Proposition 45 was supported with roughly $6 million from big tobacco, organized labor, the liquor industry, top Democrats, the energy industry and other big purses. In its fine print, it would have allowed any politician in California to go out and gather signatures to allow that particular politician to ignore California’s term limits.

The trickster wording in Proposition 45 said it would allow any “citizen” to gather petitions to toss out term limits if the “citizen” wanted a particular politician to stay in office.

Had Proposition 45 been approved, it would have set off an incredible crush of year-round fund-raising by politicians (i.e., “citizens”) to gather petitions in order to exempt themselves from term limits. My God, what a mess that would have been.

Stern, of the Center for Governmental Studies, recalled, “Prop. 45 was a phony thing—just such a phony measure.”

You get the idea. Complex ballot measures aimed at “reforming” the way we govern ourselves attract millions of dollars. Some are real reform, and some are fake. In 1988, we had 29 ballot measures. In 1990, we had 28. Those were the so-called long-ballot years. There are surely more to come.

This is how we govern ourselves, for better or worse. This summer and fall, cash will flow in rivers. It will come from rich teacher unions, Schwarzenegger’s fund-raising team, the AFL-CIO, the Chamber of Commerce and the national Democratic Party.

As always, some reforms are being designed to help California, and some are being designed only to help their authors. The media tend to focus more heat than light on ballot measures, so voters have to figure out which is which.
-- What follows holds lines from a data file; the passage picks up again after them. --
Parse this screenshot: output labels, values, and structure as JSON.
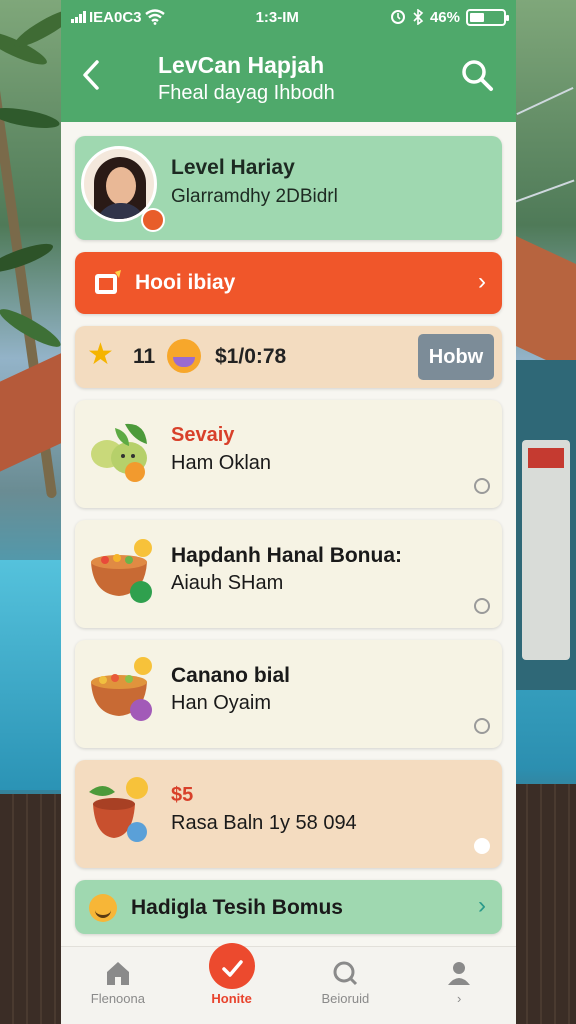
{
  "status_bar": {
    "carrier": "IEA0C3",
    "time": "1:3-IM",
    "battery": "46%"
  },
  "header": {
    "title": "LevCan Hapjah",
    "subtitle": "Fheal dayag Ihbodh"
  },
  "profile": {
    "name": "Level Hariay",
    "meta": "Glarramdhy 2DBidrl"
  },
  "promo": {
    "label": "Hooi ibiay"
  },
  "stats": {
    "count": "11",
    "amount": "$1/0:78",
    "button": "Hobw"
  },
  "items": [
    {
      "title": "Sevaiy",
      "desc": "Ham Oklan"
    },
    {
      "title": "Hapdanh Hanal Bonua:",
      "desc": "Aiauh SHam"
    },
    {
      "title": "Canano bial",
      "desc": "Han Oyaim"
    },
    {
      "title": "$5",
      "desc": "Rasa Baln 1y 58 094"
    }
  ],
  "bonus": {
    "label": "Hadigla Tesih Bomus"
  },
  "tabs": [
    {
      "label": "Flenoona",
      "icon": "home-icon"
    },
    {
      "label": "Honite",
      "icon": "check-icon"
    },
    {
      "label": "Beioruid",
      "icon": "search-icon"
    },
    {
      "label": "›",
      "icon": "user-icon"
    }
  ],
  "colors": {
    "header": "#4fa96b",
    "accent": "#f0562a",
    "mint": "#9fd8b0"
  }
}
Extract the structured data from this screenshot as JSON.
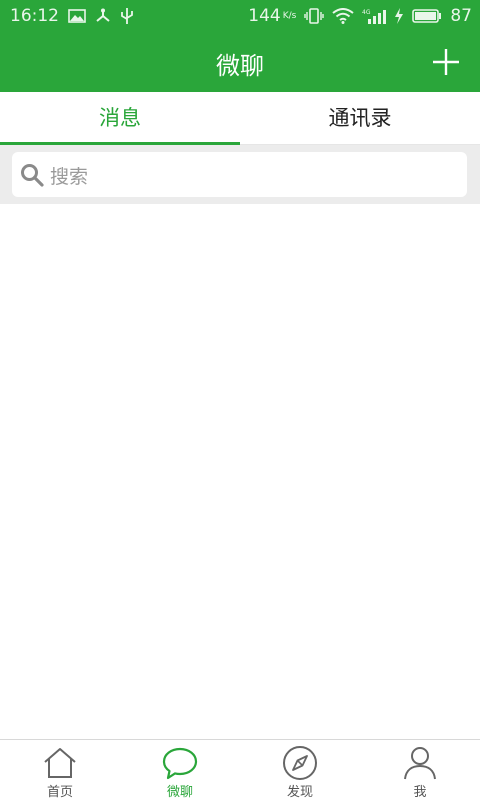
{
  "status_bar": {
    "time": "16:12",
    "network_speed": "144",
    "network_speed_unit": "K/s",
    "battery_level": "87",
    "icons": [
      "image-icon",
      "share-icon",
      "usb-icon",
      "vibrate-icon",
      "wifi-icon",
      "signal-4g-icon",
      "charging-icon",
      "battery-icon"
    ]
  },
  "header": {
    "title": "微聊",
    "add_icon": "plus-icon"
  },
  "tabs": [
    {
      "label": "消息",
      "active": true
    },
    {
      "label": "通讯录",
      "active": false
    }
  ],
  "search": {
    "placeholder": "搜索",
    "icon": "search-icon"
  },
  "bottom_nav": [
    {
      "label": "首页",
      "icon": "home-icon",
      "active": false
    },
    {
      "label": "微聊",
      "icon": "chat-bubble-icon",
      "active": true
    },
    {
      "label": "发现",
      "icon": "compass-icon",
      "active": false
    },
    {
      "label": "我",
      "icon": "user-icon",
      "active": false
    }
  ],
  "colors": {
    "primary": "#2aa63a",
    "inactive_text": "#555555",
    "search_bg": "#ececec",
    "placeholder": "#9a9a9a"
  }
}
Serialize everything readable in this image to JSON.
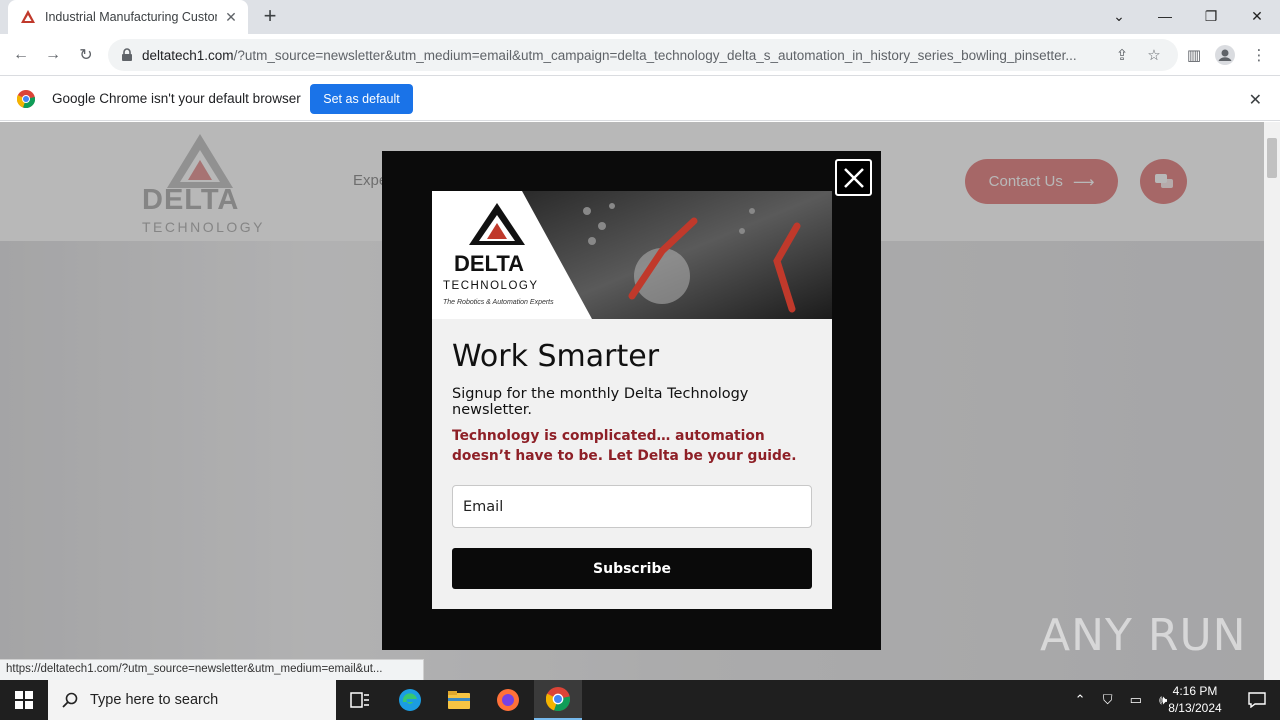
{
  "browser": {
    "tab_title": "Industrial Manufacturing Custom",
    "url_host": "deltatech1.com",
    "url_rest": "/?utm_source=newsletter&utm_medium=email&utm_campaign=delta_technology_delta_s_automation_in_history_series_bowling_pinsetter...",
    "infobar_message": "Google Chrome isn't your default browser",
    "infobar_button": "Set as default",
    "status_url": "https://deltatech1.com/?utm_source=newsletter&utm_medium=email&ut..."
  },
  "site": {
    "logo_line1": "DELTA",
    "logo_line2": "TECHNOLOGY",
    "nav_partial": "Expe",
    "contact_label": "Contact Us",
    "accent_color": "#e78f8f"
  },
  "modal": {
    "banner_logo_line1": "DELTA",
    "banner_logo_line2": "TECHNOLOGY",
    "banner_tagline": "The Robotics & Automation Experts",
    "title": "Work Smarter",
    "subtitle": "Signup for the monthly Delta Technology newsletter.",
    "highlight": "Technology is complicated… automation doesn’t have to be. Let Delta be your guide.",
    "email_placeholder": "Email",
    "subscribe_label": "Subscribe",
    "highlight_color": "#8e2027"
  },
  "watermark": "ANY RUN",
  "taskbar": {
    "search_placeholder": "Type here to search",
    "time": "4:16 PM",
    "date": "8/13/2024"
  }
}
Yes, voters have been tricked before. But more often, they spot the hype. So, fasten your seatbelts, everybody. And best of luck.